Interpretive Summary: Alcohol represents a significant part of the total caloric intake of many Americans. Higher levels of alcohol intake can result in insulin resistance and type 2 diabetes. We have studied the effects of alcohol-containing diets on insulin-regulated metabolism in rats and found that alcohol prevents insulin from acting normally, and this could be the reason for development of insulin resistance in humans. Furthermore, we identified the exact location in the metabolic pathways that alcohol works. Future studies will determine the effects of various dietary factors on protecting against these effects.
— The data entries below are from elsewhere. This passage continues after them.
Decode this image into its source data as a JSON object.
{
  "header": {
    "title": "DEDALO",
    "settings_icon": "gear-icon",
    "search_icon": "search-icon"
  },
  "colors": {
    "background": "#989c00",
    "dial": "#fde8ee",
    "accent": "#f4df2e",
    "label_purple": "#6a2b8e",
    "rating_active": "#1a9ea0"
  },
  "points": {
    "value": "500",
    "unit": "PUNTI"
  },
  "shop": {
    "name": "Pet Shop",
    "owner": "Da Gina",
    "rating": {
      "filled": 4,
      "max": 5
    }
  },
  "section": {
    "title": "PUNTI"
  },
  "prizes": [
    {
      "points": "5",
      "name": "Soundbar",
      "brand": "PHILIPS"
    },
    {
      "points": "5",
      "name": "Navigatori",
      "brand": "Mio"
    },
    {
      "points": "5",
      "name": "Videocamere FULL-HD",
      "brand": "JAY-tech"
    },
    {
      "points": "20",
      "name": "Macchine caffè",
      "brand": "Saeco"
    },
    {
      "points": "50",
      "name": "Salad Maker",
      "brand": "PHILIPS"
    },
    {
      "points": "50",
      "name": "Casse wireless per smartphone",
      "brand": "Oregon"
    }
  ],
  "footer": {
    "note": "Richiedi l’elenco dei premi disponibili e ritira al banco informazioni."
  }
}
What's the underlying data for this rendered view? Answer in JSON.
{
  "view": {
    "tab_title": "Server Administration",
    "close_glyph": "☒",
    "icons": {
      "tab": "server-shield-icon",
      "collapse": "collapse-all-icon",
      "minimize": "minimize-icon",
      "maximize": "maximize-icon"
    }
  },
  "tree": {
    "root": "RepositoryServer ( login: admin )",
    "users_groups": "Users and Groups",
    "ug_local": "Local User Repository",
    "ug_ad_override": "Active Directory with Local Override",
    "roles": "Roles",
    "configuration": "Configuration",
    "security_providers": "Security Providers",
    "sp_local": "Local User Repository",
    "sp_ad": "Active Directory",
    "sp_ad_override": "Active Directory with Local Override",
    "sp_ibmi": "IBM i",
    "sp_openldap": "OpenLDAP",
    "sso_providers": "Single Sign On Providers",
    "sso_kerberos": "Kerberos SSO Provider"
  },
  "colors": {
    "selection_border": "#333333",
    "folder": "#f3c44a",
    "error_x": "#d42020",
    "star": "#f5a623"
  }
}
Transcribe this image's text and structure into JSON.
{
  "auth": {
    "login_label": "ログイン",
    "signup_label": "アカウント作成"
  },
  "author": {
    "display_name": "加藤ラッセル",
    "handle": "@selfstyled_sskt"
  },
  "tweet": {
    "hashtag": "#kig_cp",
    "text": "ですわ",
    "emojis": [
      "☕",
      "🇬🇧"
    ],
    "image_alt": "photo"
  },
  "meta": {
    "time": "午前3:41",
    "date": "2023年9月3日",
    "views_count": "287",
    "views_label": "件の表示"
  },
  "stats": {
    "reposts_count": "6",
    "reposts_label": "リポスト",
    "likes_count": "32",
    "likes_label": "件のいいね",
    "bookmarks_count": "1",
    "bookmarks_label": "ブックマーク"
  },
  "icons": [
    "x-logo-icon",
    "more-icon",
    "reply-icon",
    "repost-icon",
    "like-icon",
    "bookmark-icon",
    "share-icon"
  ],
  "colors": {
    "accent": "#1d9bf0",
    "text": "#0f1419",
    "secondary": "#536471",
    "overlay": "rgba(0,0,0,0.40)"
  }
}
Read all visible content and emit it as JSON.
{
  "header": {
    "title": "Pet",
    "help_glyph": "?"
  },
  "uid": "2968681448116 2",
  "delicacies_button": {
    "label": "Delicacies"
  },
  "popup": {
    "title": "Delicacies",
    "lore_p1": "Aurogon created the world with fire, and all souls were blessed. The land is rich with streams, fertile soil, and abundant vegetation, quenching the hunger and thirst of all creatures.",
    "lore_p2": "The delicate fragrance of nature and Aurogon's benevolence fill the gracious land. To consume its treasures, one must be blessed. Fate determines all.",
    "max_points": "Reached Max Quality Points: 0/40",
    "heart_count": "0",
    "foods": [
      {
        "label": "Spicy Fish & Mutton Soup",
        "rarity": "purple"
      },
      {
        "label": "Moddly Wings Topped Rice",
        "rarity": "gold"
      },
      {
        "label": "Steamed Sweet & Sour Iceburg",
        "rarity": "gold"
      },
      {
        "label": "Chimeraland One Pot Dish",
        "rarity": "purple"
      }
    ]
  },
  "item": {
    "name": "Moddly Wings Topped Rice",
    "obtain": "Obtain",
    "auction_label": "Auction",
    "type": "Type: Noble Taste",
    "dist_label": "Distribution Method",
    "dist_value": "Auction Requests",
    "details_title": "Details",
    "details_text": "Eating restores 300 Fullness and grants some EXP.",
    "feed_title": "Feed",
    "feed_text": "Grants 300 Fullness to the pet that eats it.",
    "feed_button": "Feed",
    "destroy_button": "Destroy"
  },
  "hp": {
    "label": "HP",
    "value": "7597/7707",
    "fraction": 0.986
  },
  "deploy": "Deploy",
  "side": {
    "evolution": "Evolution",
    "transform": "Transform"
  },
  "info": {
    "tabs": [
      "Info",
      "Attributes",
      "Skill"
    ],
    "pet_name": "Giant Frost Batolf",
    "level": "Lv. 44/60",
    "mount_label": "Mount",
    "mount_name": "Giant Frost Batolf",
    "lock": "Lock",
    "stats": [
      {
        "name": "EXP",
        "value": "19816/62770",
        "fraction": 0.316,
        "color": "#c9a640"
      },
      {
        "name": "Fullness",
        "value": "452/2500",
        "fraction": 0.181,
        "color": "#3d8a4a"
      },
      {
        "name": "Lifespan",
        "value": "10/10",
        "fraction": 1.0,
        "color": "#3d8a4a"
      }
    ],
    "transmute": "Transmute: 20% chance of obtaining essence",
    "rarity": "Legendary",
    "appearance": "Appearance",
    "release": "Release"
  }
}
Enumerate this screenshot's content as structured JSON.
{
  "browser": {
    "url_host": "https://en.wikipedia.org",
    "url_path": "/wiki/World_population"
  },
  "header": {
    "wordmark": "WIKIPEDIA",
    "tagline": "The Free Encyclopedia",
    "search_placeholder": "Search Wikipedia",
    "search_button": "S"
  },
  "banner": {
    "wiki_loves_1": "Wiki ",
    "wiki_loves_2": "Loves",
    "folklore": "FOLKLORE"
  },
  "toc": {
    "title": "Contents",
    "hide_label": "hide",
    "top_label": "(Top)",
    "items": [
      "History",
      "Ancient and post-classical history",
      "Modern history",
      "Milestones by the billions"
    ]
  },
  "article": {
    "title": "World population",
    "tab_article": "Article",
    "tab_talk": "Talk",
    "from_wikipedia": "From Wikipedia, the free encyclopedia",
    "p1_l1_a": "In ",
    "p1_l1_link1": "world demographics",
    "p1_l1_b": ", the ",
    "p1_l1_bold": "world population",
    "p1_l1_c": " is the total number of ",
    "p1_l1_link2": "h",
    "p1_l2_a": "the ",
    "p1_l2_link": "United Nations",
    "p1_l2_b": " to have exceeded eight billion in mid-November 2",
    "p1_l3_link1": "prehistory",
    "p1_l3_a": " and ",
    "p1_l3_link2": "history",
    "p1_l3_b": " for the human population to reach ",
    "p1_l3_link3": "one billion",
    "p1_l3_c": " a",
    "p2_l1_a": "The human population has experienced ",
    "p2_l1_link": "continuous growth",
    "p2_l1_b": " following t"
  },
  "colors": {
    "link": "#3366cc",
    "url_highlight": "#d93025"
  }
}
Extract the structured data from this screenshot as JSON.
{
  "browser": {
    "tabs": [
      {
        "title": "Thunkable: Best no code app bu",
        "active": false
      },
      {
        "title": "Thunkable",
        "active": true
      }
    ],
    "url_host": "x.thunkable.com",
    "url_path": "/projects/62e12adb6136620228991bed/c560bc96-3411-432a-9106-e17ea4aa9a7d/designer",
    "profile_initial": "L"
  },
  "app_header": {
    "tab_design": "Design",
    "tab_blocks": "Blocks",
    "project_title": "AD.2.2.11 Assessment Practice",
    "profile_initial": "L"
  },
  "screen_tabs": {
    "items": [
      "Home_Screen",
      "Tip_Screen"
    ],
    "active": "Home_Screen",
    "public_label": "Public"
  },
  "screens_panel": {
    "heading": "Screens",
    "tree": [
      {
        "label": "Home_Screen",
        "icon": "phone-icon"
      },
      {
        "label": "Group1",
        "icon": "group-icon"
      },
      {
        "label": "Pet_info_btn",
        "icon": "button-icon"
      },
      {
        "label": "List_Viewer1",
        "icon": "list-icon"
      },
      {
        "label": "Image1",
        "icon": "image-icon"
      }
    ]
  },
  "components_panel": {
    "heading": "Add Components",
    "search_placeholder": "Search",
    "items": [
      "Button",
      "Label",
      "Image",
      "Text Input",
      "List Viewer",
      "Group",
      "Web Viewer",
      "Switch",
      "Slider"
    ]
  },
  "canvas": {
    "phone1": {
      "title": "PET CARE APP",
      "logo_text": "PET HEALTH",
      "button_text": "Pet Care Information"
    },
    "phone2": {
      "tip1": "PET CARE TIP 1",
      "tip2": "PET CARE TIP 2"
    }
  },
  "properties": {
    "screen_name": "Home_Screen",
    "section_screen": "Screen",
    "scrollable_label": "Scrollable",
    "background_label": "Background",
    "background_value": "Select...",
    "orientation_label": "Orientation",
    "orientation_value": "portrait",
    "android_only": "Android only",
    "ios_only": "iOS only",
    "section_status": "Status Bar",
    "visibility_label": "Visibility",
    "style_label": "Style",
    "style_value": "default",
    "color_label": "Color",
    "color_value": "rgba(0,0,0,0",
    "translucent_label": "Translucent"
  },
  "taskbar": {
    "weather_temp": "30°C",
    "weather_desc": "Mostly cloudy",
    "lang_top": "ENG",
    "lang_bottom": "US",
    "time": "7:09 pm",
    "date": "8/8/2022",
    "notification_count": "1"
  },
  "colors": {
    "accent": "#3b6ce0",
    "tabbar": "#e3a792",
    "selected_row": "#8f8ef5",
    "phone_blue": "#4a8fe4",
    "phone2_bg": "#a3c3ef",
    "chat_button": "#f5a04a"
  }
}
Technical Abstract: Induction of Class 1 ADH occurs in rats fed alcohol chronically, and we have reported that C/EBPs and SREBP-1 are important signaling factors in this process. Chronic alcohol intake in humans can result in alcohol-induced diabetes. We have studied insulin signaling pathways in adult male Sprague-Dawley rats (300 g) fed alcohol-containing diets for more than 25 days (n = 6/group). A single intragastric cannula was surgically inserted into each rat, and they were allowed to recover for 10 days. Rats were fed by total enteral nutrition (TEN) using published diets formulated to provide the nutrients necessary for normal growth and development of the male Sprague-Dawley rat. Ethanol was substituted for carbohydrate to keep the control and ethanol diets isocaloric and ethanol was infused at 10-12 g/kg/d, which resulted in pulsatile blood ethanol concentrations (BECs) typical of intragastrically infused rats (between 0 and 500 mg/dl). All rats gained weight and appeared healthy and active. We found chronic alcohol-induced hepatic ADH (mRNA, protein and activity, P<0.05) and decreased (P<0.05) expression of hepatic SREBP-1, but serum insulin did not differ between groups. Furthermore, phosphorylated Akt-Thr308 was decreased (P<0.05) in hepatic whole cell lysates of ethanol-fed rats. Studies also demonstrated that ethanol-treated rats had reduced (P<0.05) membrane associated Akt and increased (P<0.05) cytosolic Akt. These results suggest that chronic ethanol feeding to rats impairs insulin signaling and results in insulin resistance, perhaps by preventing translocation of Akt to the membrane and subsequent phosphorylation.